BELLEVILLE, Ill —
Politicians can be extra sensitive to voter discomfort in election years, and the signs of that discontent are starting to show up at gas stations.
“Yeah, yeah, I saw that sticker," Uber driver Andy Kim said as he stopped at a gas station on Tuesday morning.
The sticker he referenced pretends to quote President Biden with an image that shows him pointing at the price of gas alongside the caption, "I did that."
“Oh, [they're] all over the place," Ramon Garcia said.
Moments later, Garcia's pump cut off with a sudden click. He had reached his card's limit of $100 per transaction.
"It's probably not even full," he said about his truck's gas tank. "We definitely need a change."
While some drivers do blame the president's policies for the rising cost of gas, others give him a pass.
“I think it’s OPEC," Willie Gibson from Belleville said. "I think it’s got something to do with the war that’s going on.”
"I don't blame anyone," Kim said. “I think we’re just going through a transition with hybrid and electric cars and fossil fuels and all that. I think everyone has to sacrifice and pay their dues until we get this figured out.”
As some dissatisfied drivers pin the blame for their pain at the pump on President Biden, Illinois politicians want credit for pressing pause on a gas tax hike that was scheduled to take place in July.
The state's motor fuel tax, which is separate from the state's sales tax on gasoline, was scheduled to rise from $0.392 cents per gallon to more than $0.41 cents. Illinois doubled the motor fuel tax from $0.19 cents per gallon to $0.38 cents per gallon in 2019, but also tied all future gas tax increases to inflation, locking in a gradual increase to bolster the state's fund that pays for road and transportation expenses.
The new Illinois law that temporarily suspends that automatic tax increase will soon require gas stations to plaster a sticker on their pumps, telling drivers Illinois spared them the extra expense.
5 On Your Side spoke with customers filling up their tanks at a Belleville gas station.
“It’s a lot of politics involved," Garcia said.
Gas stations are warning drivers not to consider it a tax cut.
“They won’t pay any less at all," Josh Sharp, Illinois Fuel and Retailers Association said. “Only thing Illinois is doing is delaying a gas tax increase until January and calling that a tax cut.”
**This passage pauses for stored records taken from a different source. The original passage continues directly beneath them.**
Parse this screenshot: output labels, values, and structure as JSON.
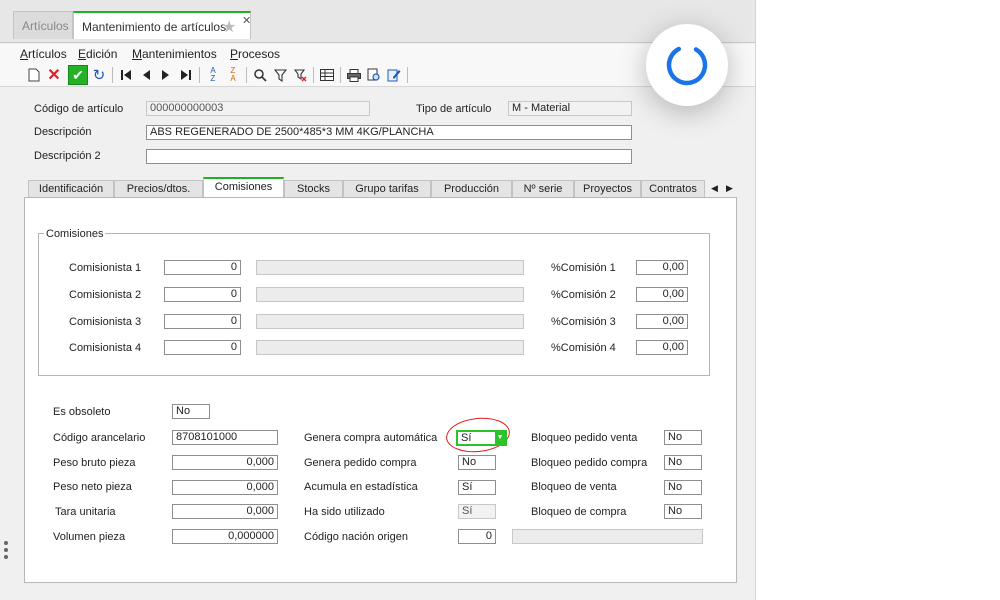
{
  "tabs": [
    {
      "label": "Artículos",
      "active": false
    },
    {
      "label": "Mantenimiento de artículos",
      "active": true
    }
  ],
  "menu": [
    {
      "label": "Artículos",
      "underline_idx": 0
    },
    {
      "label": "Edición",
      "underline_idx": 0
    },
    {
      "label": "Mantenimientos",
      "underline_idx": 0
    },
    {
      "label": "Procesos",
      "underline_idx": 0
    }
  ],
  "header": {
    "codigo_label": "Código de artículo",
    "codigo_value": "000000000003",
    "tipo_label": "Tipo de artículo",
    "tipo_value": "M  - Material",
    "descripcion_label": "Descripción",
    "descripcion_value": "ABS REGENERADO DE 2500*485*3 MM 4KG/PLANCHA",
    "descripcion2_label": "Descripción 2",
    "descripcion2_value": ""
  },
  "subtabs": [
    "Identificación",
    "Precios/dtos.",
    "Comisiones",
    "Stocks",
    "Grupo tarifas",
    "Producción",
    "Nº serie",
    "Proyectos",
    "Contratos"
  ],
  "active_subtab": "Comisiones",
  "comisiones": {
    "title": "Comisiones",
    "rows": [
      {
        "label": "Comisionista 1",
        "value": "0",
        "pct_label": "%Comisión 1",
        "pct_value": "0,00"
      },
      {
        "label": "Comisionista 2",
        "value": "0",
        "pct_label": "%Comisión 2",
        "pct_value": "0,00"
      },
      {
        "label": "Comisionista 3",
        "value": "0",
        "pct_label": "%Comisión 3",
        "pct_value": "0,00"
      },
      {
        "label": "Comisionista 4",
        "value": "0",
        "pct_label": "%Comisión 4",
        "pct_value": "0,00"
      }
    ]
  },
  "props": {
    "es_obsoleto": {
      "label": "Es obsoleto",
      "value": "No"
    },
    "codigo_arancelario": {
      "label": "Código arancelario",
      "value": "8708101000"
    },
    "peso_bruto": {
      "label": "Peso bruto pieza",
      "value": "0,000"
    },
    "peso_neto": {
      "label": "Peso neto pieza",
      "value": "0,000"
    },
    "tara": {
      "label": "Tara unitaria",
      "value": "0,000"
    },
    "volumen": {
      "label": "Volumen pieza",
      "value": "0,000000"
    },
    "genera_compra": {
      "label": "Genera compra automática",
      "value": "Sí"
    },
    "genera_pedido": {
      "label": "Genera pedido compra",
      "value": "No"
    },
    "acumula": {
      "label": "Acumula en estadística",
      "value": "Sí"
    },
    "utilizado": {
      "label": "Ha sido utilizado",
      "value": "Sí"
    },
    "nacion": {
      "label": "Código nación origen",
      "value": "0",
      "desc": ""
    },
    "bloq_ped_venta": {
      "label": "Bloqueo pedido venta",
      "value": "No"
    },
    "bloq_ped_compra": {
      "label": "Bloqueo pedido compra",
      "value": "No"
    },
    "bloq_venta": {
      "label": "Bloqueo de venta",
      "value": "No"
    },
    "bloq_compra": {
      "label": "Bloqueo de compra",
      "value": "No"
    }
  },
  "colors": {
    "accent_green": "#20b020",
    "highlight_red": "#e01818",
    "spinner_blue": "#1a73e8"
  }
}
“It’s very small compared to the increases people have seen in the price of gasoline," MotoMart owner Rob Forsyth said in a phone call. “In this case, what a horrible precedent. And how ridiculous that the increase that they’re not making is infinitesimal compared to the taxes in Illinois. They’re saying, ‘Yay for us. We’re giving you a penny right after we took a pound.’ It’s just terrible.”
Sharp represents gas stations like Forsyth's all over the state. Many of them see the new sticker mandate as political speech in an election year.
“There is, of course, an election, which, I think, is what this whole gas sticker and this entire issue is about," Sharp said.
Any gas station caught without the sign clearly visible to customers could face a fine of $500 per day, according to the bill Governor Pritzker signed into law. His office could not say which state agency would be responsible for inspecting the signage or assessing fines.
"We’re working through all the logistics right now but can’t really say any more with pending litigation," Pritzker's spokeswoman Jordan Abudayyeh said in an email.
Pritzker's re-election campaign has highlighted the policy in his political ads, a fact the gas stations noted in their lawsuit to block the mandate.
“If the Governor would like to go out and buy campaign ads about this delay in the tax increase, he’s free to do so," Sharp said. "So is every other elected official in the state. But we don’t want to be compelled under the force of law. Again, you’re talking about huge fines. You’re talking about criminal offenses. We don’t think it’s right and that’s why we’re in court.”
“It’s political speech," Forsyth said. "The freedom of speech is not just that you can say what you want with a few limits, but also that you’re not forced to say what other people want you to say.”
“It’s so stupid on their part," he continued. "I just don’t get it. It’s all a game of politics and they’ve trudged over the constitution just to pursue their political interests.”
Consumers would save roughly two and a half cents per gallon over the next six months.
“That don’t sound like too much," Gibson said.
People who drive for a living said they'll take any relief they can get, even if it's temporary.
“Oh, it’d be a lot," Kim said. "I’m an Uber driver. It means a lot. I fill up every day.”
Many gas station owners plan to follow the law and post the stickers on the pumps, even though they’re challenging it in court as compelled speech that is “undoubtedly political.”
If they lose their lawsuit over the state-regulated stickers, Sharp suggested some gas station store owners may soon post other signs right next to it.
“You ought to see some of the signs that I think we’re working on now that, if we have to do this, will talk about more than just the mandated language," he said.